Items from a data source
━━━━━━━━━━
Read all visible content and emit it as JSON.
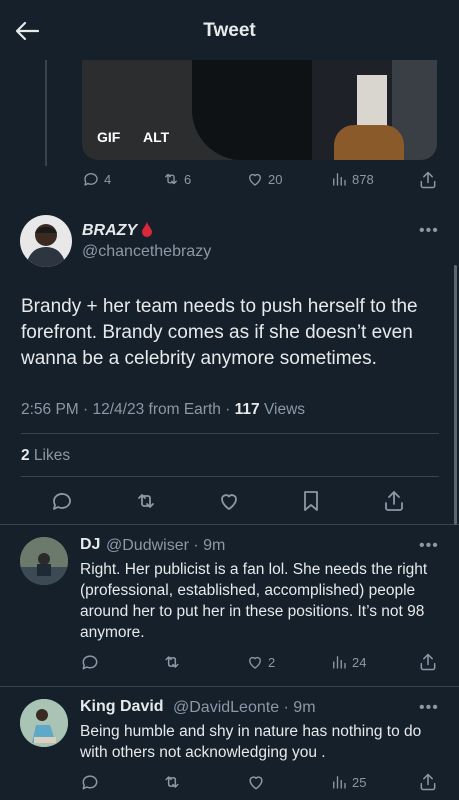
{
  "header": {
    "title": "Tweet"
  },
  "media": {
    "gif_label": "GIF",
    "alt_label": "ALT"
  },
  "parent_stats": {
    "replies": "4",
    "retweets": "6",
    "likes": "20",
    "views": "878"
  },
  "tweet": {
    "display_name": "BRAZY",
    "handle": "@chancethebrazy",
    "text": "Brandy + her team needs to push herself to the forefront. Brandy comes as if she doesn’t even wanna be a celebrity anymore sometimes.",
    "time": "2:56 PM · 12/4/23 from Earth · ",
    "views_count": "117",
    "views_label": " Views",
    "likes_count": "2",
    "likes_label": " Likes"
  },
  "replies": [
    {
      "name": "DJ",
      "handle": "@Dudwiser · 9m",
      "text": "Right. Her publicist is a fan lol. She needs the right (professional, established, accomplished) people around her to put her in these positions. It’s not 98 anymore.",
      "likes": "2",
      "views": "24"
    },
    {
      "name": "King David",
      "handle": "@DavidLeonte · 9m",
      "text": "Being humble and shy in nature has nothing to do with others not acknowledging you .",
      "likes": "",
      "views": "25"
    }
  ],
  "colors": {
    "background": "#15202b",
    "text": "#e7e9ea",
    "muted": "#8b98a5",
    "divider": "#38444d"
  }
}
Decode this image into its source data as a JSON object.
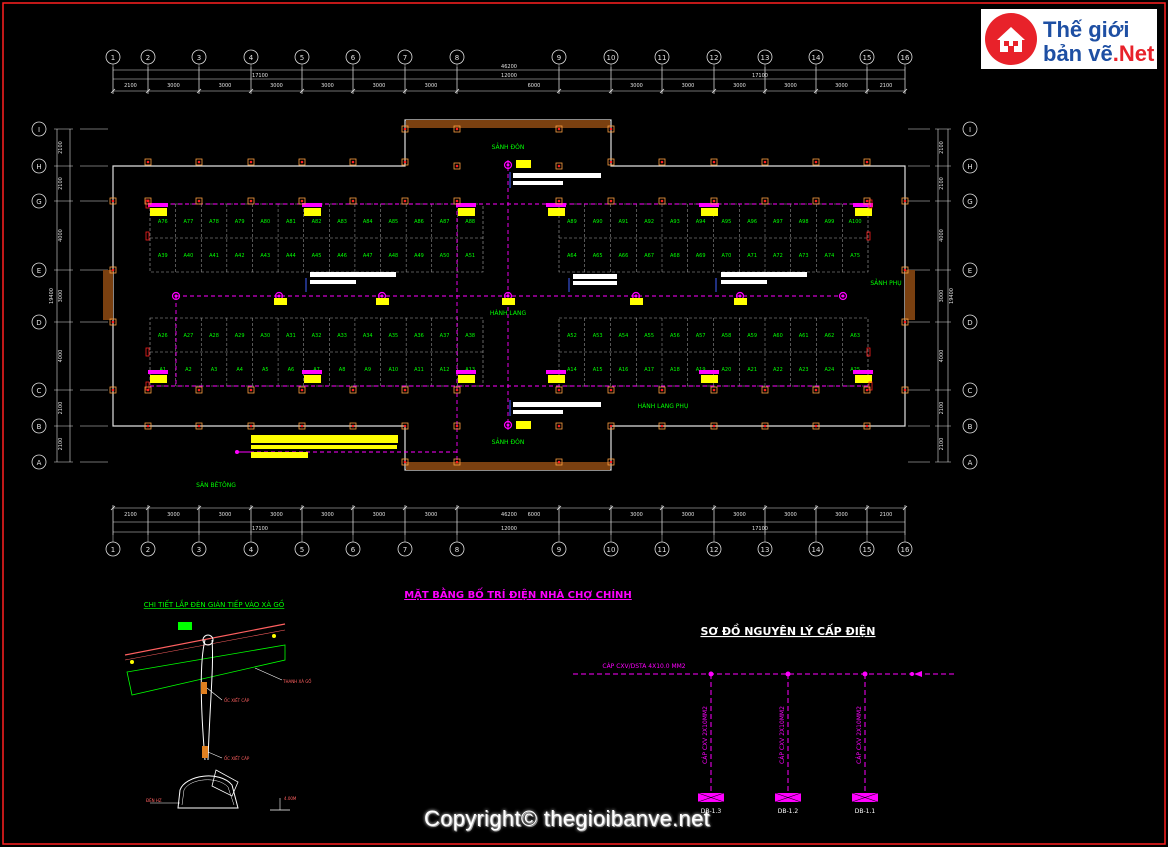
{
  "brand": {
    "line1": "Thế giới",
    "line2a": "bản vẽ",
    "line2b": ".Net"
  },
  "copyright": "Copyright© thegioibanve.net",
  "grid": {
    "cols": [
      "1",
      "2",
      "3",
      "4",
      "5",
      "6",
      "7",
      "8",
      "9",
      "10",
      "11",
      "12",
      "13",
      "14",
      "15",
      "16"
    ],
    "rows": [
      "I",
      "H",
      "G",
      "E",
      "D",
      "C",
      "B",
      "A"
    ]
  },
  "dims": {
    "total": "46200",
    "left": "17100",
    "center": "12000",
    "right": "17100",
    "center_inner": "6000",
    "top_spans": [
      "2100",
      "3000",
      "3000",
      "3000",
      "3000",
      "3000",
      "3000",
      "6000",
      "3000",
      "3000",
      "3000",
      "3000",
      "3000",
      "2100"
    ],
    "side_spans": [
      "2100",
      "2100",
      "4000",
      "3000",
      "4000",
      "2100",
      "2100"
    ],
    "side_total": "19400"
  },
  "labels": {
    "sanh_don_top": "SẢNH ĐÓN",
    "sanh_don_bottom": "SẢNH ĐÓN",
    "hanh_lang": "HÀNH LANG",
    "hanh_lang_phu": "HÀNH LANG PHỤ",
    "sanh_phu": "SẢNH PHỤ",
    "san_be_tong": "SÂN BÊTÔNG"
  },
  "stalls": {
    "r1_left": [
      "A76",
      "A77",
      "A78",
      "A79",
      "A80",
      "A81",
      "A82",
      "A83",
      "A84",
      "A85",
      "A86",
      "A87",
      "A88"
    ],
    "r1_right": [
      "A89",
      "A90",
      "A91",
      "A92",
      "A93",
      "A94",
      "A95",
      "A96",
      "A97",
      "A98",
      "A99",
      "A100"
    ],
    "r2_left": [
      "A39",
      "A40",
      "A41",
      "A42",
      "A43",
      "A44",
      "A45",
      "A46",
      "A47",
      "A48",
      "A49",
      "A50",
      "A51"
    ],
    "r2_right": [
      "A64",
      "A65",
      "A66",
      "A67",
      "A68",
      "A69",
      "A70",
      "A71",
      "A72",
      "A73",
      "A74",
      "A75"
    ],
    "r3_left": [
      "A26",
      "A27",
      "A28",
      "A29",
      "A30",
      "A31",
      "A32",
      "A33",
      "A34",
      "A35",
      "A36",
      "A37",
      "A38"
    ],
    "r3_right": [
      "A52",
      "A53",
      "A54",
      "A55",
      "A56",
      "A57",
      "A58",
      "A59",
      "A60",
      "A61",
      "A62",
      "A63"
    ],
    "r4_left": [
      "A1",
      "A2",
      "A3",
      "A4",
      "A5",
      "A6",
      "A7",
      "A8",
      "A9",
      "A10",
      "A11",
      "A12",
      "A13"
    ],
    "r4_right": [
      "A14",
      "A15",
      "A16",
      "A17",
      "A18",
      "A19",
      "A20",
      "A21",
      "A22",
      "A23",
      "A24",
      "A25"
    ]
  },
  "titles": {
    "plan": "MẶT BẰNG BỐ TRÍ ĐIỆN NHÀ CHỢ CHÍNH",
    "detail": "CHI TIẾT LẮP ĐÈN GIÁN TIẾP VÀO XÀ GỒ",
    "schematic": "SƠ ĐỒ NGUYÊN LÝ CẤP ĐIỆN"
  },
  "detail_notes": {
    "n1": "THANH XÀ GỒ",
    "n2": "ỐC XIẾT CÁP",
    "n3": "ỐC XIẾT CÁP",
    "n4": "ĐÈN HZ",
    "n5": "4.00M"
  },
  "schematic": {
    "main_cable": "CÁP CXV/DSTA 4X10.0 MM2",
    "branches": [
      {
        "cable": "CÁP CXV 2X10MM2",
        "db": "DB-1.3"
      },
      {
        "cable": "CÁP CXV 2X10MM2",
        "db": "DB-1.2"
      },
      {
        "cable": "CÁP CXV 2X10MM2",
        "db": "DB-1.1"
      }
    ]
  },
  "colors": {
    "bg": "#000000",
    "line": "#ffffff",
    "magenta": "#ff00ff",
    "yellow": "#ffff00",
    "green": "#00ff00",
    "red": "#ff2020",
    "brown": "#8b4513",
    "cyan": "#00ffff"
  }
}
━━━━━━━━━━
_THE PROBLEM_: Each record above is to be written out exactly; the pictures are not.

_TASK RESPONSE_:
Read all visible content and emit it as JSON.
{
  "header": {
    "title": "Tweet"
  },
  "media": {
    "gif_label": "GIF",
    "alt_label": "ALT"
  },
  "parent_stats": {
    "replies": "4",
    "retweets": "6",
    "likes": "20",
    "views": "878"
  },
  "tweet": {
    "display_name": "BRAZY",
    "handle": "@chancethebrazy",
    "text": "Brandy + her team needs to push herself to the forefront. Brandy comes as if she doesn’t even wanna be a celebrity anymore sometimes.",
    "time": "2:56 PM · 12/4/23 from Earth · ",
    "views_count": "117",
    "views_label": " Views",
    "likes_count": "2",
    "likes_label": " Likes"
  },
  "replies": [
    {
      "name": "DJ",
      "handle": "@Dudwiser · 9m",
      "text": "Right. Her publicist is a fan lol. She needs the right (professional, established, accomplished) people around her to put her in these positions. It’s not 98 anymore.",
      "likes": "2",
      "views": "24"
    },
    {
      "name": "King David",
      "handle": "@DavidLeonte · 9m",
      "text": "Being humble and shy in nature has nothing to do with others not acknowledging you .",
      "likes": "",
      "views": "25"
    }
  ],
  "colors": {
    "background": "#15202b",
    "text": "#e7e9ea",
    "muted": "#8b98a5",
    "divider": "#38444d"
  }
}
Decode this image into its source data as a JSON object.
{
  "brand": {
    "line1": "Thế giới",
    "line2a": "bản vẽ",
    "line2b": ".Net"
  },
  "copyright": "Copyright© thegioibanve.net",
  "grid": {
    "cols": [
      "1",
      "2",
      "3",
      "4",
      "5",
      "6",
      "7",
      "8",
      "9",
      "10",
      "11",
      "12",
      "13",
      "14",
      "15",
      "16"
    ],
    "rows": [
      "I",
      "H",
      "G",
      "E",
      "D",
      "C",
      "B",
      "A"
    ]
  },
  "dims": {
    "total": "46200",
    "left": "17100",
    "center": "12000",
    "right": "17100",
    "center_inner": "6000",
    "top_spans": [
      "2100",
      "3000",
      "3000",
      "3000",
      "3000",
      "3000",
      "3000",
      "6000",
      "3000",
      "3000",
      "3000",
      "3000",
      "3000",
      "2100"
    ],
    "side_spans": [
      "2100",
      "2100",
      "4000",
      "3000",
      "4000",
      "2100",
      "2100"
    ],
    "side_total": "19400"
  },
  "labels": {
    "sanh_don_top": "SẢNH ĐÓN",
    "sanh_don_bottom": "SẢNH ĐÓN",
    "hanh_lang": "HÀNH LANG",
    "hanh_lang_phu": "HÀNH LANG PHỤ",
    "sanh_phu": "SẢNH PHỤ",
    "san_be_tong": "SÂN BÊTÔNG"
  },
  "stalls": {
    "r1_left": [
      "A76",
      "A77",
      "A78",
      "A79",
      "A80",
      "A81",
      "A82",
      "A83",
      "A84",
      "A85",
      "A86",
      "A87",
      "A88"
    ],
    "r1_right": [
      "A89",
      "A90",
      "A91",
      "A92",
      "A93",
      "A94",
      "A95",
      "A96",
      "A97",
      "A98",
      "A99",
      "A100"
    ],
    "r2_left": [
      "A39",
      "A40",
      "A41",
      "A42",
      "A43",
      "A44",
      "A45",
      "A46",
      "A47",
      "A48",
      "A49",
      "A50",
      "A51"
    ],
    "r2_right": [
      "A64",
      "A65",
      "A66",
      "A67",
      "A68",
      "A69",
      "A70",
      "A71",
      "A72",
      "A73",
      "A74",
      "A75"
    ],
    "r3_left": [
      "A26",
      "A27",
      "A28",
      "A29",
      "A30",
      "A31",
      "A32",
      "A33",
      "A34",
      "A35",
      "A36",
      "A37",
      "A38"
    ],
    "r3_right": [
      "A52",
      "A53",
      "A54",
      "A55",
      "A56",
      "A57",
      "A58",
      "A59",
      "A60",
      "A61",
      "A62",
      "A63"
    ],
    "r4_left": [
      "A1",
      "A2",
      "A3",
      "A4",
      "A5",
      "A6",
      "A7",
      "A8",
      "A9",
      "A10",
      "A11",
      "A12",
      "A13"
    ],
    "r4_right": [
      "A14",
      "A15",
      "A16",
      "A17",
      "A18",
      "A19",
      "A20",
      "A21",
      "A22",
      "A23",
      "A24",
      "A25"
    ]
  },
  "titles": {
    "plan": "MẶT BẰNG BỐ TRÍ ĐIỆN NHÀ CHỢ CHÍNH",
    "detail": "CHI TIẾT LẮP ĐÈN GIÁN TIẾP VÀO XÀ GỒ",
    "schematic": "SƠ ĐỒ NGUYÊN LÝ CẤP ĐIỆN"
  },
  "detail_notes": {
    "n1": "THANH XÀ GỒ",
    "n2": "ỐC XIẾT CÁP",
    "n3": "ỐC XIẾT CÁP",
    "n4": "ĐÈN HZ",
    "n5": "4.00M"
  },
  "schematic": {
    "main_cable": "CÁP CXV/DSTA 4X10.0 MM2",
    "branches": [
      {
        "cable": "CÁP CXV 2X10MM2",
        "db": "DB-1.3"
      },
      {
        "cable": "CÁP CXV 2X10MM2",
        "db": "DB-1.2"
      },
      {
        "cable": "CÁP CXV 2X10MM2",
        "db": "DB-1.1"
      }
    ]
  },
  "colors": {
    "bg": "#000000",
    "line": "#ffffff",
    "magenta": "#ff00ff",
    "yellow": "#ffff00",
    "green": "#00ff00",
    "red": "#ff2020",
    "brown": "#8b4513",
    "cyan": "#00ffff"
  }
}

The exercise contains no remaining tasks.